Which do you think would be a better world to live in? One where we all looked out for one another or one where everyone is just out for themselves? If you favour the former type of world, a more caring and supportive environment, there are things you can do to make it a reality – you can begin by being the change you want to happen through the practice of altruism.
The word ‘altruism’ can be defined in many ways such as helping others, selfless regard for others, unselfish concern for others, or selflessness – it is the opposite of being selfish. It occurs when we at least temporarily put the needs of others before our own (e.g. we share our meal with a stranger).
There are two types of altruism – naturals (innate) altruism like a mother taking care of her child and cultivated altruism where we develop this ability like a skill. It is the development of altruism as a skill that we will be focusing on here.
The Tibetan Monk, Matthieu Ricard describes altruism as an act of love. The more we practice it, the more loving we become, and the more love there exists in the world. Practicing altruism means we develop a loving relationship with life that is not dependent on the external conditions being a certain way.
Some of the benefits of altruism include:
It means we develop a more positive relationship with reality.
It leaves us feeling energized and happy because altruism triggers the release of endorphins in the brain (this is often referred to as ‘helper’s high’).
By focusing more on the problems of other people, we become less obsessed with our own difficulties.
A reduced focus on our own problems means less stress – less stress means improved mental and physical health.
It improves our relationships with others – kind people are just nicer to be around.
It means you develop a better attitude towards yourself.
Acting in a loving way to others will often mean they respond in a loving way (although not always).
We can experience real pleasure from seeing happiness in others.
Spending too much time focused on our own story is a major cause of suffering because it means we become disconnected from reality. This happens because the only way the brain can keep the spotlight on our ego is by emphasizing a sense of separateness from the world around us – it does this by disputing reality (e.g. ‘this shouldn’t be happening to me’ or ‘that shouldn’t have happened to me’).
So long as we remain self-obsessed, we will never know real happiness.
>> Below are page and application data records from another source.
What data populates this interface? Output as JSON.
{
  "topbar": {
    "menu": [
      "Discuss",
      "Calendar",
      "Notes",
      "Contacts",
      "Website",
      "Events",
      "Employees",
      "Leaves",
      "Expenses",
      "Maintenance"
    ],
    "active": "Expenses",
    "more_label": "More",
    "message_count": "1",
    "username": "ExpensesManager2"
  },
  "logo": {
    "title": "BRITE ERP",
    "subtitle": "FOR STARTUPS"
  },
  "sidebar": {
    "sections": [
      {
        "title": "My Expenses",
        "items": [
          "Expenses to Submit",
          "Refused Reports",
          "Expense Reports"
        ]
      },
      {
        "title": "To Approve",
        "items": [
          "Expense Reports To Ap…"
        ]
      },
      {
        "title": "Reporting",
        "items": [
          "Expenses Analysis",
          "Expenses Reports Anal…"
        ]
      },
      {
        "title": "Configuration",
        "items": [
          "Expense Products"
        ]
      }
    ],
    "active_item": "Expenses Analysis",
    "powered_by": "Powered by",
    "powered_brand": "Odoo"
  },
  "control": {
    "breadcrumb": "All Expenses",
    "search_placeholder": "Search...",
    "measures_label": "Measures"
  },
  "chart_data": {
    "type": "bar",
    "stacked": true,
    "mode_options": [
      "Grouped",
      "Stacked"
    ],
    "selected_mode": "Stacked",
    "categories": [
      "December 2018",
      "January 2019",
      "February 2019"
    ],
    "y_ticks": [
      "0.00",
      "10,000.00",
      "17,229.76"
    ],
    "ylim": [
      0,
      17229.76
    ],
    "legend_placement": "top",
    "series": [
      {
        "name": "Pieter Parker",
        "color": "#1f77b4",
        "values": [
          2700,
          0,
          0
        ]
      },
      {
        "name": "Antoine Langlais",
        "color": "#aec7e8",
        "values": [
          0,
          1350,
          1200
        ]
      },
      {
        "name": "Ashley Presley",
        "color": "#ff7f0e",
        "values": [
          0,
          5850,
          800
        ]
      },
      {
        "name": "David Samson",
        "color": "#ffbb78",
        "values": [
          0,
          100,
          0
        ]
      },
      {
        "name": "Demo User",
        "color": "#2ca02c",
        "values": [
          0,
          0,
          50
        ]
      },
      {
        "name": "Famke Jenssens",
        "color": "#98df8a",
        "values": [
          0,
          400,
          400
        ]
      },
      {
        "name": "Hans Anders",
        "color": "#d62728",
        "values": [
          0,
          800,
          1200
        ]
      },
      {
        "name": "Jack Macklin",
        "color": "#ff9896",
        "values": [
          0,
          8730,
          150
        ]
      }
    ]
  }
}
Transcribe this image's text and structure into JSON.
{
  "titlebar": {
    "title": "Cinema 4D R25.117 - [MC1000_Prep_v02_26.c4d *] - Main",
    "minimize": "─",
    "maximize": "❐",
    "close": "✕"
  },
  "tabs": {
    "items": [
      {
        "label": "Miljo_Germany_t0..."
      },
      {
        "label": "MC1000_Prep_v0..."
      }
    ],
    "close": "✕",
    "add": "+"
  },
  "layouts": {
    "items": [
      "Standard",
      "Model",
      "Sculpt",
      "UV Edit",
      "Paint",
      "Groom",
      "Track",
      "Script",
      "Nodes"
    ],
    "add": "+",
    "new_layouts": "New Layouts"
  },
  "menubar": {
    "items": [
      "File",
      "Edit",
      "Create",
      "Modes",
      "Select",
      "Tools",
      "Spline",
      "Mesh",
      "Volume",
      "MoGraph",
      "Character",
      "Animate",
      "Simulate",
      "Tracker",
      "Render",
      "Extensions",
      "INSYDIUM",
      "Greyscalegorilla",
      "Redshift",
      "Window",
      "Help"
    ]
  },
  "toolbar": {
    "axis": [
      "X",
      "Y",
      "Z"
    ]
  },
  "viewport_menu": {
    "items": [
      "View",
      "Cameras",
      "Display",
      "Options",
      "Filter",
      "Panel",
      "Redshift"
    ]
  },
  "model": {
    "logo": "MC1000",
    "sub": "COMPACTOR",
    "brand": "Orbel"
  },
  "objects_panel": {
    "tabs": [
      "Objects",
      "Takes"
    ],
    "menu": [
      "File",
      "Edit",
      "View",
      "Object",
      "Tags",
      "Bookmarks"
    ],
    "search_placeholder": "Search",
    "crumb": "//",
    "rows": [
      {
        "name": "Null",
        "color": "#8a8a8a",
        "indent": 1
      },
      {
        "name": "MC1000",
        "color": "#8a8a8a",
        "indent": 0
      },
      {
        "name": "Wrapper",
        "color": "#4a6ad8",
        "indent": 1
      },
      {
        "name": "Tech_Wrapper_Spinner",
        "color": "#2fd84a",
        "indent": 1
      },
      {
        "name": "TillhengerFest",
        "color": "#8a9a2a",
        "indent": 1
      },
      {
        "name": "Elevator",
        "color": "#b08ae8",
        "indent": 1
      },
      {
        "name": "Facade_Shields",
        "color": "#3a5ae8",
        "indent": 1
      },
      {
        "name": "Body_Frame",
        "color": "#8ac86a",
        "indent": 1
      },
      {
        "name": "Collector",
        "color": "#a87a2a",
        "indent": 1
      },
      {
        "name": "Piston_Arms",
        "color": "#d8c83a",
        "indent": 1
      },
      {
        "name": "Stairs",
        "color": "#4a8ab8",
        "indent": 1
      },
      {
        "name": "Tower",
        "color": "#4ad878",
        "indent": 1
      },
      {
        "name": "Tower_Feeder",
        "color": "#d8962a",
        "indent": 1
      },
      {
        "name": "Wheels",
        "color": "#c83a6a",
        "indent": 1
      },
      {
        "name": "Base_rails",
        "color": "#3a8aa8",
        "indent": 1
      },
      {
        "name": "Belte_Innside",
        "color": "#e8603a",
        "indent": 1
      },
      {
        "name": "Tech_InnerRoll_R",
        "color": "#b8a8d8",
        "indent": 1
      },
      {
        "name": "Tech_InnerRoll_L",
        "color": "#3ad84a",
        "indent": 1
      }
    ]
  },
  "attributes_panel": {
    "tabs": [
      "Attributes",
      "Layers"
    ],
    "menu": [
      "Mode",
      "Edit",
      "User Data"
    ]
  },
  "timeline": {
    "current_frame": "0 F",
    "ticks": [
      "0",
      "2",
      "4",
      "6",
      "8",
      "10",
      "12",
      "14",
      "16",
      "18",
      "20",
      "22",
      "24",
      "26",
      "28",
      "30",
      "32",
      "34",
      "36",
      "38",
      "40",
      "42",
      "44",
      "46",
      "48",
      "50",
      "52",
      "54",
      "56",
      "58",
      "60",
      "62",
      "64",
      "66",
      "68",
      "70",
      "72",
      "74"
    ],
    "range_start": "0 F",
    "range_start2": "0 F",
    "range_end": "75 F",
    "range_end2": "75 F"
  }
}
It is only by turning our attention outwards that we can begin to find real peace and serenity. One of the best ways to do this is by practising altruism.
Altruism turns toxic if we allow it be corrupted by the ego. An example of this would be where we use it as a way to convince other people that we are a ‘good person’. Another example of corrupted altruism would be developing a ‘savior complex’ where we believe it is our mission to ‘save the world’.
True altruism is just an expression of love that expects nothing in return and is not serving some agenda (e.g. we want the person to adopt our beliefs or worldview) – it may even sometimes require we do things that may make us look like the ‘bad guy’.
Those of us who have been caught up in the self-obsession required to maintain an addiction usually need to develop the skill of altruism. The way to do this is to just practice acts of kindness whenever you can (e.g. share your stuff or volunteer your time to help somebody).
A great way to develop the willingness to perform acts of kindness or service would be the heart practices such as Metta (loving-kindness) meditation and Tonglen. These types of meditation open us up by reducing self-obsession and moving our attention outwards.
Hope Rehab has a charitable foundation that helps Thailand develop its 12-Step treatment system for the public who need it. We travel around Thailand training Rehab workers in our 12 step methods.